Daniel Mirza (CEPII, LEO, Université François Rabelais de Tours)
This paper studies the impact of natural disasters on exports of agricultural products by developing countries. We first highlight many channels (supply, demand, changes in relative costs/prices and changes in preferences of importers) through which disasters affect exports, making their relationship very ambiguous. We then run a series of regressions on total and bilateral exports and find indeed a non robust effect of disasters on exports in developing countries. Nevertheless, we could identify a robust and positive (not negative) channel effect of disasters on exports: exports appear to be reallocated towards some few countries which share common historical and cultural traits with those of the exporter.

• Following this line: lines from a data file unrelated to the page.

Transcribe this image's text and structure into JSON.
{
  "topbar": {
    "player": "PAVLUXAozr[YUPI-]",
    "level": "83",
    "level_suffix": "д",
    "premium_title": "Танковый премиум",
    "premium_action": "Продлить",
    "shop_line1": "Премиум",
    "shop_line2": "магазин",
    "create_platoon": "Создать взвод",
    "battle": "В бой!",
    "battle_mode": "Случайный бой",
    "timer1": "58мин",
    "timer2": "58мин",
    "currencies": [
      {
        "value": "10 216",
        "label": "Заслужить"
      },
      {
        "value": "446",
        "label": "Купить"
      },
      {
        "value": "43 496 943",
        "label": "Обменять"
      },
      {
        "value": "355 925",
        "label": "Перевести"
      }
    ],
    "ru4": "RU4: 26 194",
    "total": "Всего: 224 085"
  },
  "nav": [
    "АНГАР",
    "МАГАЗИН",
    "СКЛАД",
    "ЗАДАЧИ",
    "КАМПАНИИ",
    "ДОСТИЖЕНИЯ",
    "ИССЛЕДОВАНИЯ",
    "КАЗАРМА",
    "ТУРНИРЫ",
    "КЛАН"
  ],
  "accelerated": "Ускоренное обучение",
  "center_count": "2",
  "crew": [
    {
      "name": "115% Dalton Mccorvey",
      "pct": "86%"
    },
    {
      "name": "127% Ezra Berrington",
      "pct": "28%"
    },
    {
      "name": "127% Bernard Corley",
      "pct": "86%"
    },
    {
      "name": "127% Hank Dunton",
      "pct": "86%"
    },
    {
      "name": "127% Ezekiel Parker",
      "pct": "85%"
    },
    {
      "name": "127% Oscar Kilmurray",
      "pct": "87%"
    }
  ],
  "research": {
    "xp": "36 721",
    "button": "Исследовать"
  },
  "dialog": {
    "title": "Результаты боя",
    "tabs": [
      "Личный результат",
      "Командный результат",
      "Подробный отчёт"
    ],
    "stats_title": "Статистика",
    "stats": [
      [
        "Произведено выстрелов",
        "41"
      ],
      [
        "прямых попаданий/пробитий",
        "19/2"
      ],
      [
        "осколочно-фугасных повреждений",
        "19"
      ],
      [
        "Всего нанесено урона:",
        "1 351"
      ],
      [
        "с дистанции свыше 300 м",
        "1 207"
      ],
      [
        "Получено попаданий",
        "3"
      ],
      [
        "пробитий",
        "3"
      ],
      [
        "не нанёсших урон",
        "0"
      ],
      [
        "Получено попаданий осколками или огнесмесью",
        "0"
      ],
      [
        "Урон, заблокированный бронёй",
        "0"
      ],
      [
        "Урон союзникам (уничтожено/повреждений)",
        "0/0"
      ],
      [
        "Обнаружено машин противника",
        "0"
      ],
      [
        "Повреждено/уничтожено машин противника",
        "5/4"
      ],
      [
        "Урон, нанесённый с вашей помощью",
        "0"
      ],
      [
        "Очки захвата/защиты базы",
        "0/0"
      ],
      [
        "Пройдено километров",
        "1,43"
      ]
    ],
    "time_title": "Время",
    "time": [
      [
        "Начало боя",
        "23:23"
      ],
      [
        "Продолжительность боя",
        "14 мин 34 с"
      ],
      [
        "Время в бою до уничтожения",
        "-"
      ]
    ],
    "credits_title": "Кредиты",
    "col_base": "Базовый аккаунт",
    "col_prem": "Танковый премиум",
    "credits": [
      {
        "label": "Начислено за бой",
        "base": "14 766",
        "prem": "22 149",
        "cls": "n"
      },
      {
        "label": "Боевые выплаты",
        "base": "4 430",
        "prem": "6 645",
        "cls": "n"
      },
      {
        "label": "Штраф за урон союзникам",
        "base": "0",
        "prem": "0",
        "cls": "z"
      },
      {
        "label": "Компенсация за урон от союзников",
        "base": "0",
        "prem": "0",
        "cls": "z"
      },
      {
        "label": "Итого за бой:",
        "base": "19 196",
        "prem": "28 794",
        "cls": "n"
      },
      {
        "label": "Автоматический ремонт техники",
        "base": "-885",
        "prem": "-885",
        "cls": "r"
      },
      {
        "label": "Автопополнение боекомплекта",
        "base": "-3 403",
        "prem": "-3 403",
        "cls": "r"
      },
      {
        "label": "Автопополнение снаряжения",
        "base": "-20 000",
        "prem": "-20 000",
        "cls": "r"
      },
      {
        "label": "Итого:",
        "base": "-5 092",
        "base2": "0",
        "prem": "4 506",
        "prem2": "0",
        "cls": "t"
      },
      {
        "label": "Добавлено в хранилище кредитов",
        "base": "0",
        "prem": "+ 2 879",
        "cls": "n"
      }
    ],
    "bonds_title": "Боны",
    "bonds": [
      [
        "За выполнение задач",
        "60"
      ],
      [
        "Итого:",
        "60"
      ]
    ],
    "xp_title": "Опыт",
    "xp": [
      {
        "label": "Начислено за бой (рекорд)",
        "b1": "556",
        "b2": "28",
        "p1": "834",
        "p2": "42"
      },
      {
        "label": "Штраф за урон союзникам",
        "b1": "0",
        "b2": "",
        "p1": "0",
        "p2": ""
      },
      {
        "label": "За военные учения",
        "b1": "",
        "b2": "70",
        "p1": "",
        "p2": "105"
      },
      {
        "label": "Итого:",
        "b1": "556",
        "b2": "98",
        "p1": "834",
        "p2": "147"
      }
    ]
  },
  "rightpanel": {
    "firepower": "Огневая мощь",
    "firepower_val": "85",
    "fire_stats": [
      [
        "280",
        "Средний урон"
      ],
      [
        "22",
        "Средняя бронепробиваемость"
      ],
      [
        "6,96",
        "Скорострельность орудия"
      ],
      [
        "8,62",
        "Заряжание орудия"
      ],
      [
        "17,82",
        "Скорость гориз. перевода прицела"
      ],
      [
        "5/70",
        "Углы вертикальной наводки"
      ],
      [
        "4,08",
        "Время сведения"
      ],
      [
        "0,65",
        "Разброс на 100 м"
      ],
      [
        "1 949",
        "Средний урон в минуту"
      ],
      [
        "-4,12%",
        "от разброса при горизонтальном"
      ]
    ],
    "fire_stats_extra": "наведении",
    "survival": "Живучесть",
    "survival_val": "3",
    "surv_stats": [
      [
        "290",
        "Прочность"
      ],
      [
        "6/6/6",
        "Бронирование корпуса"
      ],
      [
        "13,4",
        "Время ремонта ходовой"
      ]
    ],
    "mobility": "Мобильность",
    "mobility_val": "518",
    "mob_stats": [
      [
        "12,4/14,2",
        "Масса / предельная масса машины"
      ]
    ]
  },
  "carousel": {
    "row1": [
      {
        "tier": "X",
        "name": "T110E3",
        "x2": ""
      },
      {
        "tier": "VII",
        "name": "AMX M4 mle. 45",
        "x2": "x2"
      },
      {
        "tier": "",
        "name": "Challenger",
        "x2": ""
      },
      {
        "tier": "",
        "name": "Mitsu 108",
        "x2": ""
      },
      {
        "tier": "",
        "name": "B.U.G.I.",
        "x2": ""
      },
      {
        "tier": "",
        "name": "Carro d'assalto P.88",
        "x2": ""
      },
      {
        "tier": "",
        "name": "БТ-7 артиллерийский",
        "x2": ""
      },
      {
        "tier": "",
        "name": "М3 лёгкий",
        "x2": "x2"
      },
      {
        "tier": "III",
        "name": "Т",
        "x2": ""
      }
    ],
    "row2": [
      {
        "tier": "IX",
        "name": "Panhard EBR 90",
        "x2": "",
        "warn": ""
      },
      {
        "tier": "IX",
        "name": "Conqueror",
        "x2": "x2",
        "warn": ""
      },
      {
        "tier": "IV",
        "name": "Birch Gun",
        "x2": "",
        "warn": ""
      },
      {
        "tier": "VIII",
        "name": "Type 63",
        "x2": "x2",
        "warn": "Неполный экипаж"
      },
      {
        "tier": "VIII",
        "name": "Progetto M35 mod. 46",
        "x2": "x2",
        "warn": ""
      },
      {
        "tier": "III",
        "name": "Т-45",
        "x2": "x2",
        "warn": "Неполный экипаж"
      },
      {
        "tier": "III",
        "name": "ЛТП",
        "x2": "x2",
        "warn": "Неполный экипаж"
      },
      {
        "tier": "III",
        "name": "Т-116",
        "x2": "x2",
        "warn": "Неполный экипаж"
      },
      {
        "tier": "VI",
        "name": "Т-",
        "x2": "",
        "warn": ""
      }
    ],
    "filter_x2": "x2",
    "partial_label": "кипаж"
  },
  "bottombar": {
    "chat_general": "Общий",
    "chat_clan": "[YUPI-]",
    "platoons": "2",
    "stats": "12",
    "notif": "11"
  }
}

This finding, we argue, is consistent with changes in preferences of similar-culture countries through a solidarity act (altruism hypothesis).